Our adventures aren’t without their hazards—deer, foxes, and the irresistible allure of fox poo present challenges that require constant vigilance. For these inevitable  encounters, I rely on “Dirty Beastie” shampoo to tackle any unwanted fox poo incidents.

Five Dogs At A Time

I choose to walk no more than five dogs at a time.

This decision stems from the desire to provide each dog with the attention they deserves and to minimize risks, such as unforeseen interactions with unknown dogs. During walks, we practice listening and waiting skills at the gates and happily do some tricks for a tiny treat.

Tessa’s Love Of Water

Our walks aren’t without their memorable moments: a Cocker Spaniel Tessa discovering her love for water and refusing to leave a pond for forty-five minutes, and another, Meg another cocker got lost. I have emergency plans in place for such eventualities. Nick my partner gets an SOS call, and a farmer army is dispatched to help. Armed with binoculars and some liver cake he found the little treasure heading back to the farm.

These things do happen but thankfully it has only happened to me four times in nearly ten years!

Little Meg is still a do-littles adventurer who now sports Doggles to protect her eyes after surgery necessitated by a run-in with a thorn. They also protect against grass seeds getting in her eyes.

Safety is always our top priority, and I am always hypervigilant looking about to spot wildlife, dangers, ahead before
my pack does.

Do-Little's - Meg the spaniel wearing Doggles

Meg wearing Doggles

Rural Walks

Rural walks are my daily dose of therapy. I am mindful and present when I am with my dog friends. No phones allowed, only for photos when I remember. This is so I don’t miss seeing the dogs having a great time, nor miss the magical moments such as witnessing red fly agaric mushrooms dotting the landscape, spotting deer peeking through the foliage, or even the simple pleasure of watching bees buzzing about in the summer, making every challenge worth it.

Whether I’m pulling dogs out of ditches or teaching them how to swim in streams, each day is an adventure, a story of companionship between woman and dog against the backdrop of nature’s splendour.

This is more than just a walk around the streets. It’s a journey filled with smiles, barks, learning, and the occasional plunge into a stream. It’s about fostering a bond with these incredible animals while ensuring their happiness and safety.

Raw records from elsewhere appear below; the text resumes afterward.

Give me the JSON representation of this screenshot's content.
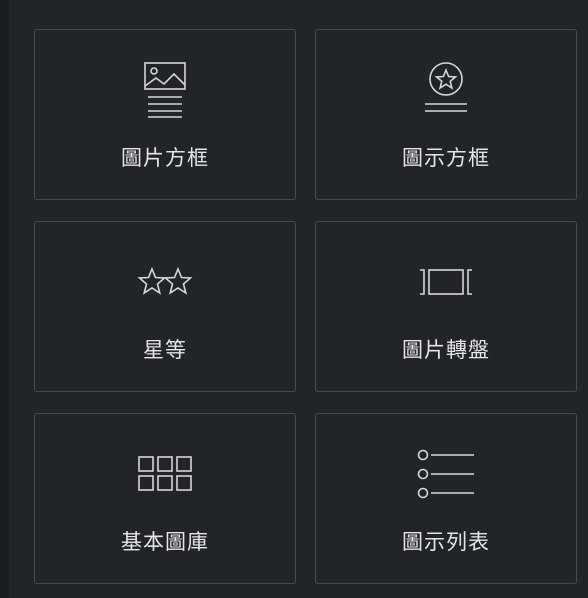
{
  "widgets": [
    {
      "label": "圖片方框",
      "icon": "image-box-icon"
    },
    {
      "label": "圖示方框",
      "icon": "icon-box-icon"
    },
    {
      "label": "星等",
      "icon": "star-rating-icon"
    },
    {
      "label": "圖片轉盤",
      "icon": "image-carousel-icon"
    },
    {
      "label": "基本圖庫",
      "icon": "basic-gallery-icon"
    },
    {
      "label": "圖示列表",
      "icon": "icon-list-icon"
    }
  ],
  "colors": {
    "background": "#232427",
    "border": "#484a4f",
    "text": "#e4e5e7",
    "icon": "#d5d6d8"
  }
}
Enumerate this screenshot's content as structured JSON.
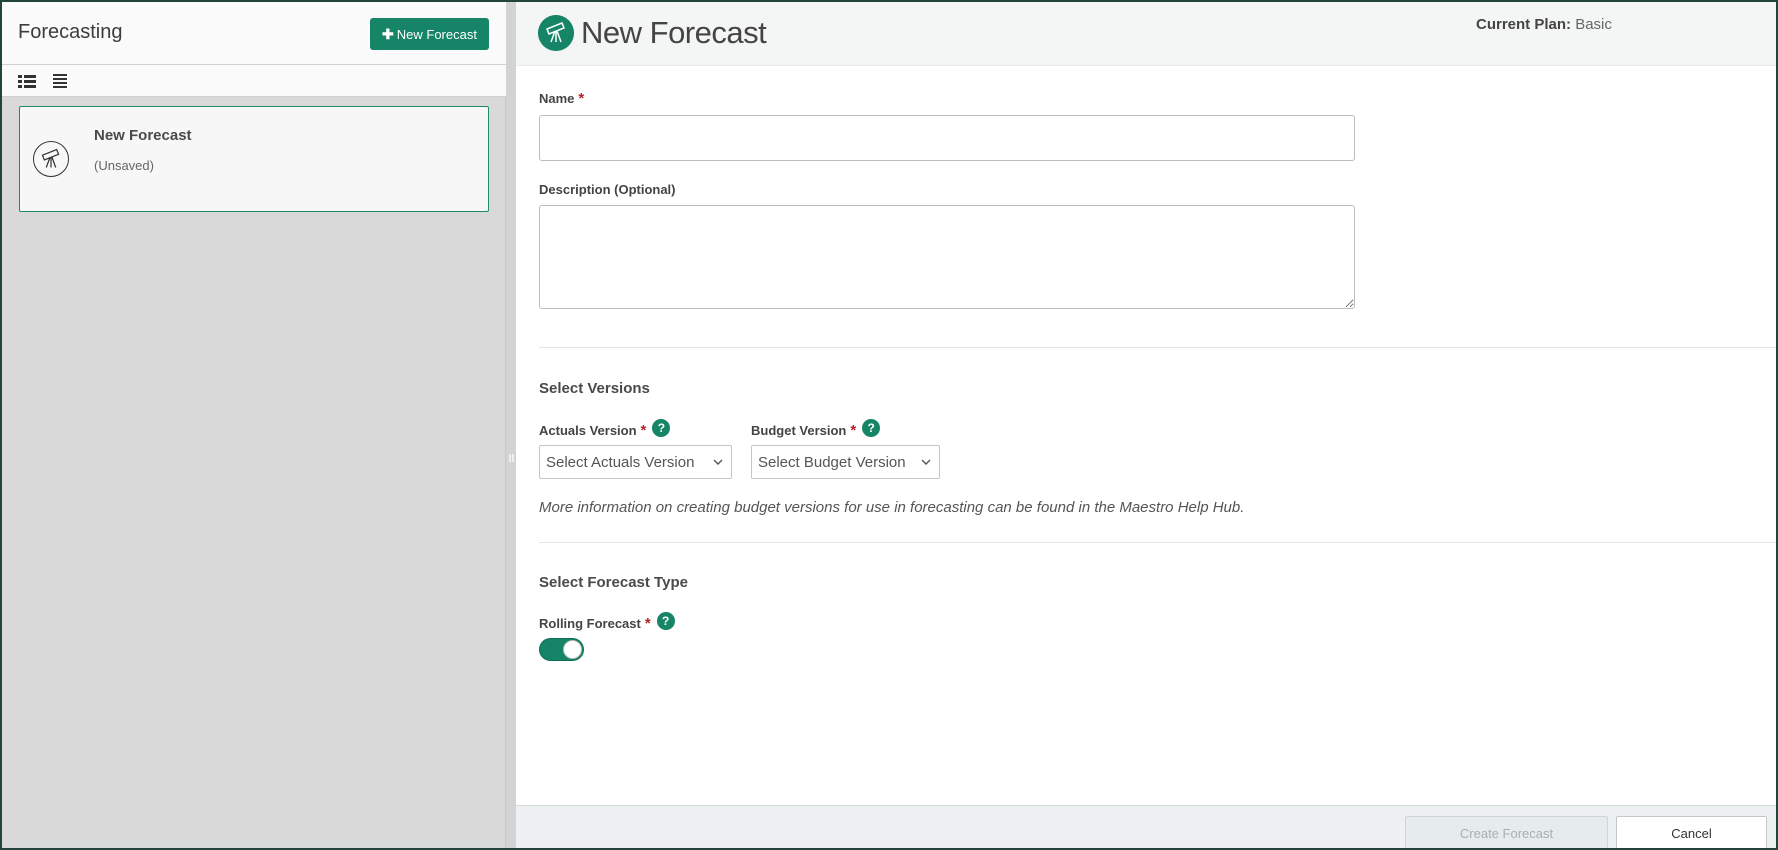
{
  "left_panel": {
    "title": "Forecasting",
    "new_button_label": "New Forecast",
    "toolbar": {
      "icons": [
        "list-detail-icon",
        "list-compact-icon"
      ]
    },
    "cards": [
      {
        "title": "New Forecast",
        "subtitle": "(Unsaved)",
        "icon": "telescope-icon"
      }
    ]
  },
  "header": {
    "title": "New Forecast",
    "icon": "telescope-icon",
    "plan_label": "Current Plan:",
    "plan_value": "Basic"
  },
  "form": {
    "name_label": "Name",
    "name_value": "",
    "required_marker": "*",
    "description_label": "Description (Optional)",
    "description_value": "",
    "versions_section": "Select Versions",
    "actuals_label": "Actuals Version",
    "actuals_placeholder": "Select Actuals Version",
    "budget_label": "Budget Version",
    "budget_placeholder": "Select Budget Version",
    "help_glyph": "?",
    "info_text": "More information on creating budget versions for use in forecasting can be found in the Maestro Help Hub.",
    "type_section": "Select Forecast Type",
    "rolling_label": "Rolling Forecast",
    "rolling_on": true
  },
  "footer": {
    "create_label": "Create Forecast",
    "cancel_label": "Cancel"
  },
  "colors": {
    "accent": "#158467",
    "required": "#b3232a"
  }
}
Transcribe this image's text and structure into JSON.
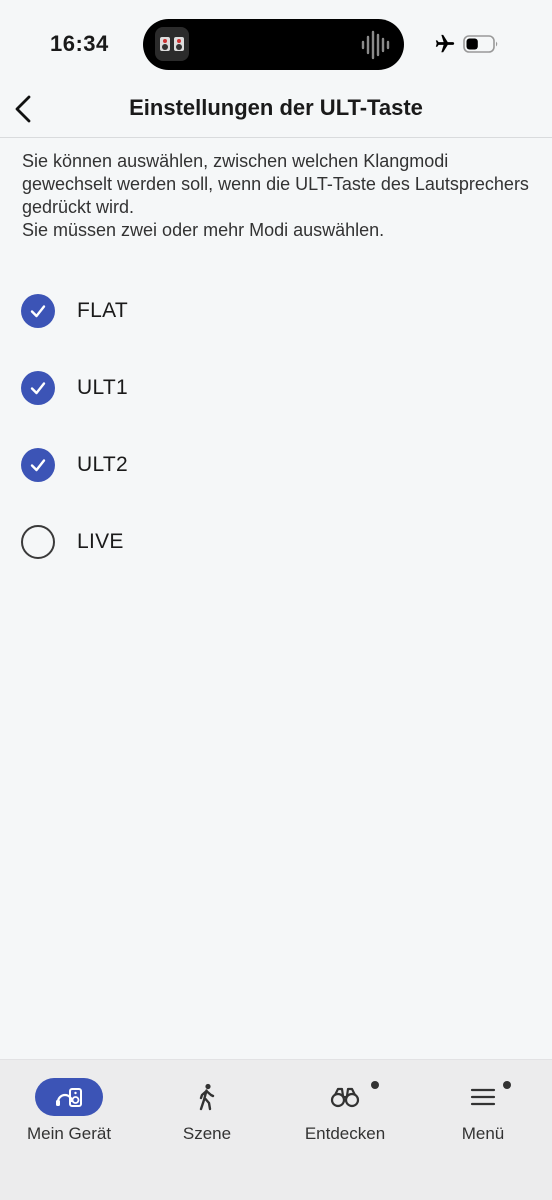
{
  "status_bar": {
    "time": "16:34",
    "island_app_icon": "app-icon",
    "waveform_icon": "audio-waveform-icon",
    "airplane_icon": "airplane-mode-icon",
    "battery_icon": "battery-icon",
    "battery_level": 0.45
  },
  "header": {
    "back_icon": "chevron-left-icon",
    "title": "Einstellungen der ULT-Taste"
  },
  "description": {
    "line1": "Sie können auswählen, zwischen welchen Klangmodi gewechselt werden soll, wenn die ULT-Taste des Lautsprechers gedrückt wird.",
    "line2": "Sie müssen zwei oder mehr Modi auswählen."
  },
  "options": [
    {
      "label": "FLAT",
      "checked": true
    },
    {
      "label": "ULT1",
      "checked": true
    },
    {
      "label": "ULT2",
      "checked": true
    },
    {
      "label": "LIVE",
      "checked": false
    }
  ],
  "bottom_nav": {
    "items": [
      {
        "label": "Mein Gerät",
        "icon": "speaker-device-icon",
        "active": true,
        "badge": false
      },
      {
        "label": "Szene",
        "icon": "walking-person-icon",
        "active": false,
        "badge": false
      },
      {
        "label": "Entdecken",
        "icon": "binoculars-icon",
        "active": false,
        "badge": true
      },
      {
        "label": "Menü",
        "icon": "hamburger-menu-icon",
        "active": false,
        "badge": true
      }
    ]
  },
  "colors": {
    "accent": "#3c54b6",
    "background": "#f5f7f8",
    "nav_background": "#ececed",
    "text": "#1a1a1a"
  }
}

And as each day ends, as I clean the last of the fox poo from a furry friend or dry off a pair of soggy wellies, I’m reminded of the joy and fulfilment this job brings—not just to me, but to the dogs who, day after day, look forward to their next great adventure